### Directions
Every line in the records below with the string "username" needs to be copied out.

=== Section Start ===

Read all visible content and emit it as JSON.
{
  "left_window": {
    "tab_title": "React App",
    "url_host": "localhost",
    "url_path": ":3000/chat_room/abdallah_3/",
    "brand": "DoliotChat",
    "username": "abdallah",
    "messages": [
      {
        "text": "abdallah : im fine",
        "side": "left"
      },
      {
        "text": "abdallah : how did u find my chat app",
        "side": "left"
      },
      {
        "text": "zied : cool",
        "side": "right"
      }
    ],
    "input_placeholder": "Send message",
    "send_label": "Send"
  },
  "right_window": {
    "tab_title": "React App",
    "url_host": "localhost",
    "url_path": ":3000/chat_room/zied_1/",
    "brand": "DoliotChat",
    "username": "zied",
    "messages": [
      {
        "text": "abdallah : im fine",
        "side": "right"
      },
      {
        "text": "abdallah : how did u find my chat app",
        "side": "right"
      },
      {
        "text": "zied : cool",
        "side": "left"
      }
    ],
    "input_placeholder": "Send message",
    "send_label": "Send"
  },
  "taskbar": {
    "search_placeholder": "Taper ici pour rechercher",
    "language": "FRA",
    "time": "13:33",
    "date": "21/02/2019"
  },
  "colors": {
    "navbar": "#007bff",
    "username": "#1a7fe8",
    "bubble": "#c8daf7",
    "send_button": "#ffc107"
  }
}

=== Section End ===
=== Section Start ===

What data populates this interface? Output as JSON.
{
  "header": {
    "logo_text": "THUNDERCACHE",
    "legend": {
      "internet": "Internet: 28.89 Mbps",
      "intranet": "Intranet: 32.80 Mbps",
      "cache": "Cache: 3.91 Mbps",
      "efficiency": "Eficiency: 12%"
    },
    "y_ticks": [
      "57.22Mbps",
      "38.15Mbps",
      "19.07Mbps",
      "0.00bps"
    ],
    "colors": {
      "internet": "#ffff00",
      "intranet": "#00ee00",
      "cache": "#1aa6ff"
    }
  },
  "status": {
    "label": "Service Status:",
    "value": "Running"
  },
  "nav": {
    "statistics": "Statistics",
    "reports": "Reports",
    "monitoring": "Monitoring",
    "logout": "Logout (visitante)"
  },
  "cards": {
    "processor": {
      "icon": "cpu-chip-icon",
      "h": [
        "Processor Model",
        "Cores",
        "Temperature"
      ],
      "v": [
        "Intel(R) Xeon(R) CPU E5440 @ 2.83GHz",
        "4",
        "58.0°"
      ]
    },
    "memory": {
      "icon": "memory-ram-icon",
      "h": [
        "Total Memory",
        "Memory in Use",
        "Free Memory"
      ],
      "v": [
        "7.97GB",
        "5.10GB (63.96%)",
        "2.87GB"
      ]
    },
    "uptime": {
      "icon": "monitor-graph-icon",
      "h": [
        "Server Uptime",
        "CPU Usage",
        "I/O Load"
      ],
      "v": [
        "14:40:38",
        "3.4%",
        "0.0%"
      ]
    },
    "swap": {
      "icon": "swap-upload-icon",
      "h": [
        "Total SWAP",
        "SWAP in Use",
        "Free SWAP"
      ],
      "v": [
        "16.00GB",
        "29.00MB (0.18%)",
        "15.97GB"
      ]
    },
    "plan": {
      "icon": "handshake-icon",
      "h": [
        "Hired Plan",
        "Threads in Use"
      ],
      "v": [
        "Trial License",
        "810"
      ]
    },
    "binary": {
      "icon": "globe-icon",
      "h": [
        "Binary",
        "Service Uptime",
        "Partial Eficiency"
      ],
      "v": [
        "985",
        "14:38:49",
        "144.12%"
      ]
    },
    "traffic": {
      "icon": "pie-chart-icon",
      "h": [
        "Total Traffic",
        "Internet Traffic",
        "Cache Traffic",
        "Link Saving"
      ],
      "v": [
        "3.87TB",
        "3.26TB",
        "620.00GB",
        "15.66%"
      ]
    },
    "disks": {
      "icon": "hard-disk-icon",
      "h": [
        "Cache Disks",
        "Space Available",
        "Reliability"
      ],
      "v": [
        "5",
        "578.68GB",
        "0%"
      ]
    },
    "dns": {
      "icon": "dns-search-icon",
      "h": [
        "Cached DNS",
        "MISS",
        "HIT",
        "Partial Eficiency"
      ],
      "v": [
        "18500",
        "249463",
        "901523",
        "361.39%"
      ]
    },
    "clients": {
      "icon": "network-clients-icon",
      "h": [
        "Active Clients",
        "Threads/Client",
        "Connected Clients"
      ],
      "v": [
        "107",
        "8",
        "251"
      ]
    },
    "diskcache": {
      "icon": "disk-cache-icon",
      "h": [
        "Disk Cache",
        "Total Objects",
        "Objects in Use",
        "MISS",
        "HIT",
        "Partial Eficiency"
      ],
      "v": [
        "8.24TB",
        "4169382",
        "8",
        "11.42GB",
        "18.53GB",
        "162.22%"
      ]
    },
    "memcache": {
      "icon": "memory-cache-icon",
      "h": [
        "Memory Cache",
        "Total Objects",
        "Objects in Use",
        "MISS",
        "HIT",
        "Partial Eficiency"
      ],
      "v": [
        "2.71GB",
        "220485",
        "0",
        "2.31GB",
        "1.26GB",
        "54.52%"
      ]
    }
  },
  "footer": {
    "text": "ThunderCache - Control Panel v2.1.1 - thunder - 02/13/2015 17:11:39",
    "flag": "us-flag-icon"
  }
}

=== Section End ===

### Output for this task
    "username": "abdallah",
    "username": "zied",
    "username": "#1a7fe8",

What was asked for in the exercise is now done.